(Task material Opens)

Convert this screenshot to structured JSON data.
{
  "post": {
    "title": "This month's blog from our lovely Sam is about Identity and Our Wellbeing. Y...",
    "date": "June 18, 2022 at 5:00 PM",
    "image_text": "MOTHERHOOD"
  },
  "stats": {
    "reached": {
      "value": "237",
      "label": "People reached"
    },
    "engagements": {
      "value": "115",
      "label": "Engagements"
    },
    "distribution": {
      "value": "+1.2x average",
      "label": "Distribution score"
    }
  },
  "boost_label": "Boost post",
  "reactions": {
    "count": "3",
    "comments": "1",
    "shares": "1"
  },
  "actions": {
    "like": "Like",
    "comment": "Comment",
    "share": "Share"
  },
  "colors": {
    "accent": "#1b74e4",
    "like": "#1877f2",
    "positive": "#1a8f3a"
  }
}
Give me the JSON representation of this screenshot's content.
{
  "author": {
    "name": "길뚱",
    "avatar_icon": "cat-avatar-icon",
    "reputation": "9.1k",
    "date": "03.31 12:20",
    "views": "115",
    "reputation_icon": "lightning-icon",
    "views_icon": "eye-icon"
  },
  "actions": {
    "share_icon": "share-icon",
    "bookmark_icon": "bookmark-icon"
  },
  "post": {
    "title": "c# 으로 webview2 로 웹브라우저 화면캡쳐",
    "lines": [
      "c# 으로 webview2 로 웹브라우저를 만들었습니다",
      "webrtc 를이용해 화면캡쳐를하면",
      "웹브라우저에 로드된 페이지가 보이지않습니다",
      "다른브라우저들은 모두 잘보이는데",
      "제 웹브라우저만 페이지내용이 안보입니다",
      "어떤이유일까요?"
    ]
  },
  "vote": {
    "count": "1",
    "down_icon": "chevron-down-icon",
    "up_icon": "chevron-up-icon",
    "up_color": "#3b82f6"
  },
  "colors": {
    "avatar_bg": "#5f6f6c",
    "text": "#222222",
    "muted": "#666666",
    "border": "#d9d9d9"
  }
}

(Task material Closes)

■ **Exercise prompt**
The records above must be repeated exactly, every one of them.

■ **Task result**
Convert this screenshot to structured JSON data.
{
  "post": {
    "title": "This month's blog from our lovely Sam is about Identity and Our Wellbeing. Y...",
    "date": "June 18, 2022 at 5:00 PM",
    "image_text": "MOTHERHOOD"
  },
  "stats": {
    "reached": {
      "value": "237",
      "label": "People reached"
    },
    "engagements": {
      "value": "115",
      "label": "Engagements"
    },
    "distribution": {
      "value": "+1.2x average",
      "label": "Distribution score"
    }
  },
  "boost_label": "Boost post",
  "reactions": {
    "count": "3",
    "comments": "1",
    "shares": "1"
  },
  "actions": {
    "like": "Like",
    "comment": "Comment",
    "share": "Share"
  },
  "colors": {
    "accent": "#1b74e4",
    "like": "#1877f2",
    "positive": "#1a8f3a"
  }
}
Give me the JSON representation of this screenshot's content.
{
  "author": {
    "name": "길뚱",
    "avatar_icon": "cat-avatar-icon",
    "reputation": "9.1k",
    "date": "03.31 12:20",
    "views": "115",
    "reputation_icon": "lightning-icon",
    "views_icon": "eye-icon"
  },
  "actions": {
    "share_icon": "share-icon",
    "bookmark_icon": "bookmark-icon"
  },
  "post": {
    "title": "c# 으로 webview2 로 웹브라우저 화면캡쳐",
    "lines": [
      "c# 으로 webview2 로 웹브라우저를 만들었습니다",
      "webrtc 를이용해 화면캡쳐를하면",
      "웹브라우저에 로드된 페이지가 보이지않습니다",
      "다른브라우저들은 모두 잘보이는데",
      "제 웹브라우저만 페이지내용이 안보입니다",
      "어떤이유일까요?"
    ]
  },
  "vote": {
    "count": "1",
    "down_icon": "chevron-down-icon",
    "up_icon": "chevron-up-icon",
    "up_color": "#3b82f6"
  },
  "colors": {
    "avatar_bg": "#5f6f6c",
    "text": "#222222",
    "muted": "#666666",
    "border": "#d9d9d9"
  }
}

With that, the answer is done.